There is no indoor seating, but there are outdoor benches and parasols in front — just around the corner from main building of the Oxbow Market. Obviously, breads and baked goods are the big thing here.
Several years ago, they used a two-group Grimac La Valentina La Vittoria on their supply of Peet’s Coffee. They later upgraded to a two-group La Marzocco Linea and Caffé Vita beans, making it one of the few places in the entire Bay Area we knew to offer them at the time. But in a recent blow to regional roaster diversity, in 2013 they announced they couldn’t keep up with Vita’s import costs from Seattle and were switching to Blue Bottle Coffee, which is what they serve now.
Not that we have anything bad to say about the quality of Blue Bottle Coffee. But when the diversity of local espresso options shrinks, we see that as a step backwards.
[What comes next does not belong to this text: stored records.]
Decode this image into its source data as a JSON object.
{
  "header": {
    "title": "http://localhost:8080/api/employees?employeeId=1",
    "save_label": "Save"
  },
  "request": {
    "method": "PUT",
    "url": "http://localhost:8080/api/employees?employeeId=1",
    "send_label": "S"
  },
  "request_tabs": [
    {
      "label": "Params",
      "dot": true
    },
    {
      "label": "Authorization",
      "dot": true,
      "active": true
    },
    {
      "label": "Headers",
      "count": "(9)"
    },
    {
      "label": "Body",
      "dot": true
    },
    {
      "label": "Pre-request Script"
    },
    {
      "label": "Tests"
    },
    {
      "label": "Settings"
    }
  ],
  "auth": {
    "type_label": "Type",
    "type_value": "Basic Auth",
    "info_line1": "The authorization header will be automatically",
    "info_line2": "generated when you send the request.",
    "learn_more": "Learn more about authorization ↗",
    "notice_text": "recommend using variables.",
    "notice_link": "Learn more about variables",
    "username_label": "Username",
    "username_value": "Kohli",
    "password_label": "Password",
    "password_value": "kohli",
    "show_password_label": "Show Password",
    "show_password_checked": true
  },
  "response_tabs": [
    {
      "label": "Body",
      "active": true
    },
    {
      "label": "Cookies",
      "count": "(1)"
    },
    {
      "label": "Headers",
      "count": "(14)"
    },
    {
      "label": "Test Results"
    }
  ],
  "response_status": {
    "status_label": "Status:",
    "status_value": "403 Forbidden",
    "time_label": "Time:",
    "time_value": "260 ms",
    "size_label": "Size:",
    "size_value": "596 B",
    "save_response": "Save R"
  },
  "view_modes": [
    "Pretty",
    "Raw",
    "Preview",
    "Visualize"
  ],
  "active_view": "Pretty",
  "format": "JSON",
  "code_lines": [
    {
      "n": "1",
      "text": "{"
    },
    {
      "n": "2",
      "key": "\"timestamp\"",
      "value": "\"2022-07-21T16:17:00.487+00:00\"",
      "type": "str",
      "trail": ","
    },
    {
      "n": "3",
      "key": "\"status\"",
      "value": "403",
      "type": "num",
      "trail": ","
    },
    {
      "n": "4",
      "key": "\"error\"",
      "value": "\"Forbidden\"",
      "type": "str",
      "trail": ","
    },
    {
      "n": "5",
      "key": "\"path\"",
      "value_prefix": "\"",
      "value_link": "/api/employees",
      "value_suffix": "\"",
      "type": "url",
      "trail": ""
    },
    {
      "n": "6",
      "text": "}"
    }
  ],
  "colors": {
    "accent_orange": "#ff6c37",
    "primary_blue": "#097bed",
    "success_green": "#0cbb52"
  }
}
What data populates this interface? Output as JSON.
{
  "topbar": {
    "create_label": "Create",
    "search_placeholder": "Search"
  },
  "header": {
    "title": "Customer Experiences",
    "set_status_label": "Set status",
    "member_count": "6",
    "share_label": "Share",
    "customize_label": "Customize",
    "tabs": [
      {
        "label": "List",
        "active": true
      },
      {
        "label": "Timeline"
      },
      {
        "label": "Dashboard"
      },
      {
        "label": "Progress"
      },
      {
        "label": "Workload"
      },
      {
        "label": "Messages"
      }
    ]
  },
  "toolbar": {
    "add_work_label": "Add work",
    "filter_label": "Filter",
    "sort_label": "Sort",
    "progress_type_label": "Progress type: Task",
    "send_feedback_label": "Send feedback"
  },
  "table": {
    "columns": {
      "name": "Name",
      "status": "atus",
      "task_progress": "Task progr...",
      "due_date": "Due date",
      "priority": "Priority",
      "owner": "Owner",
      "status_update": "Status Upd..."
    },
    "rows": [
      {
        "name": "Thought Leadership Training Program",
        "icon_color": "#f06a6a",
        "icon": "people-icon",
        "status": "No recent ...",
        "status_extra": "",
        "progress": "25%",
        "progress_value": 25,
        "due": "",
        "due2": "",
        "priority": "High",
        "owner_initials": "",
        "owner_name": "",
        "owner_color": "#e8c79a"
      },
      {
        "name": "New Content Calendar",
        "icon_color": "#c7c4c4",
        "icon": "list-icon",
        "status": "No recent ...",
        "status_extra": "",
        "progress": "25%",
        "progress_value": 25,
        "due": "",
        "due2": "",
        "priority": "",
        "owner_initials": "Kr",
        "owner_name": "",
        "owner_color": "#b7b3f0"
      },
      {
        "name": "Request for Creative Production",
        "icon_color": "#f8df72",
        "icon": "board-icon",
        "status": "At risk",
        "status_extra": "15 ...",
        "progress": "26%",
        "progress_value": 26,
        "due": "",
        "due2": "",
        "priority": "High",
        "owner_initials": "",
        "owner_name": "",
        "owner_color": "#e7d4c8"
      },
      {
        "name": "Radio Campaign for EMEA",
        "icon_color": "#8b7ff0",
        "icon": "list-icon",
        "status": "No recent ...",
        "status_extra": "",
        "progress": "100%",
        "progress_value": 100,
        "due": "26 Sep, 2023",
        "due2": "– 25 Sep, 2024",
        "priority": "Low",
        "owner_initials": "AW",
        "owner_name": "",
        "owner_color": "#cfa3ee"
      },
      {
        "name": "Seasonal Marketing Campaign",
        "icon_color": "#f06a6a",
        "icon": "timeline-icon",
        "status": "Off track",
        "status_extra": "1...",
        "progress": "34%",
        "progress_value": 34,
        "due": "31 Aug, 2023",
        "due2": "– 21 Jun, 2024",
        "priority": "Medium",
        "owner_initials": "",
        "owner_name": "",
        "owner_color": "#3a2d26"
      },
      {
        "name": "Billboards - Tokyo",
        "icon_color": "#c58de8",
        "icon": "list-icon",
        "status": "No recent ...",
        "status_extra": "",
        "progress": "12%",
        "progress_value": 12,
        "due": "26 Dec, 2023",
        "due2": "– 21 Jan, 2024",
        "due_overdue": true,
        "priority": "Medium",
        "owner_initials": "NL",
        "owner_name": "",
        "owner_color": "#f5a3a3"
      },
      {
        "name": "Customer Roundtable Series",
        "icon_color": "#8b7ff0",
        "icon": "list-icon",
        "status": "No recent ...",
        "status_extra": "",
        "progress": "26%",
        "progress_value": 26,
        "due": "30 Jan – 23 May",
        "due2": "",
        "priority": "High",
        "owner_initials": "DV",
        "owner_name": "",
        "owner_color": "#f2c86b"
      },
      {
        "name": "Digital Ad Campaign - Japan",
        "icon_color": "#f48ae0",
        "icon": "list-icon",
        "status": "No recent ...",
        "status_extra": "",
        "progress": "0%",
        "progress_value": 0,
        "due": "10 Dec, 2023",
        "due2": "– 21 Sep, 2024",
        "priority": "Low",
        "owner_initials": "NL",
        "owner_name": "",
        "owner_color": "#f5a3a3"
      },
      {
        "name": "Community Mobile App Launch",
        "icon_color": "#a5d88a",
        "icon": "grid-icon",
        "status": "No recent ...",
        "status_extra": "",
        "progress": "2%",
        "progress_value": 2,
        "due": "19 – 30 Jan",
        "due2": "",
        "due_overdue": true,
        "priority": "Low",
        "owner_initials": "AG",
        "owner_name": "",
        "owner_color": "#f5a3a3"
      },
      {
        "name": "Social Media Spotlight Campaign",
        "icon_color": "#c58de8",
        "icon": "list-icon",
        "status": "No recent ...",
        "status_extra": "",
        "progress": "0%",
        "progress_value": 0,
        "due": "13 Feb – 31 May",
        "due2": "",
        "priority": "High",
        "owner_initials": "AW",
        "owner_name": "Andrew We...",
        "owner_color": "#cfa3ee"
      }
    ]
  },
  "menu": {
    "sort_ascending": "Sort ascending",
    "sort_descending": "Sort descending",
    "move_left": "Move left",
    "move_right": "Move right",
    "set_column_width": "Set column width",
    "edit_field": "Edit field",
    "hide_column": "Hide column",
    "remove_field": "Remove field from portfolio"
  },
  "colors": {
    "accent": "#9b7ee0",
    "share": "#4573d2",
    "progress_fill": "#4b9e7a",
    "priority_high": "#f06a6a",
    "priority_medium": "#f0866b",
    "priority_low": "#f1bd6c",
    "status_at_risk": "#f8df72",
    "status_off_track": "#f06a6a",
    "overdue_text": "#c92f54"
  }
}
The results were actually quite good dating back to their Peet’s setup, but they are even better now. The resulting shot has an even layer of medium brown crema (which was more of a swirl of a thicker layer with Vita beans), and the once-large pour sizes have fortunately become smaller. It is still sadly served primarily in paper cups, but the shot is served short and potent in the cup with a body to match and a flavor of brighter fruit. (With Vita beans, the shot offered more herbal pungency, some smoke, and molasses — something we miss.)
Brown ACF cups are now available for cappuccino-sized drinks, but even asking “for here” at the order counter doesn’t guarantee they’ll get your order right. The staff may not seem overly comfortable in their coffee-making, but the results deliver.
Milk-frothing here is not only decent, but when combined with the milk-friendlier Vita roasts of before, the cappuccino flavor here beat out the ones poured at the nearby Ritual (even if Ritual’s foam is more smoothly integrated into the cup). But now with Blue Bottle beans, the milk-espresso contrast is less dramatic. It’s still a solid cup.
Read the updated review of Model Bakery in Napa, CA.
Opening in 2011, Jane on Fillmore took over the former Bittersweet space and changed a few things with the design. There’s an area dedicated to baking and baked goods in the back. There’s still limited seating upstairs, now just above a mounted buffalo head with an SF Giants cap. Otherwise it has retained its sunny glass storefront, several café tables and chairs, and added a large mirror behind the service area.
They formerly served Four Barrel beans, but they have since switched to Stumptown (and sell the beans retail, along with Baratza grinders and Kalita drippers). This marks a bit of a reintroduction of Stumptown to the area — after having been replaced by a number of local roasters as they’ve spun up.
They serve Hairbender and a single origin espresso option (Costa Rica Valle de Los Santos at our time of visit). Plus Chemex offerings of Panama Duncan Estate and Ethiopia Nano Challa in multiple grinders, and a drip/brew bar with a scale and dueling Baratza Virtuoso grinders.
Using a red, two-group La Marzocco FB/80, they pull shots with a darker to medium brown, even crema of decent thickness and density. The cup is no Hairbender brightness bomb, but rather a mellower yet full-flavored soft melding of cocoa powder and a melding of spice and herbal elements. Served in EspressoParts black cups (and a mismatched ACF saucer).
Their milk-frothing shows decorative latte art and even bubbles, however the foam is of minimal thickness and the resulting cup is more than a little milky with little integration between the foam and the espresso. Unless you like your caps closer to a café au lait, the espresso is the star here.
Read the review of Jane on Fillmore.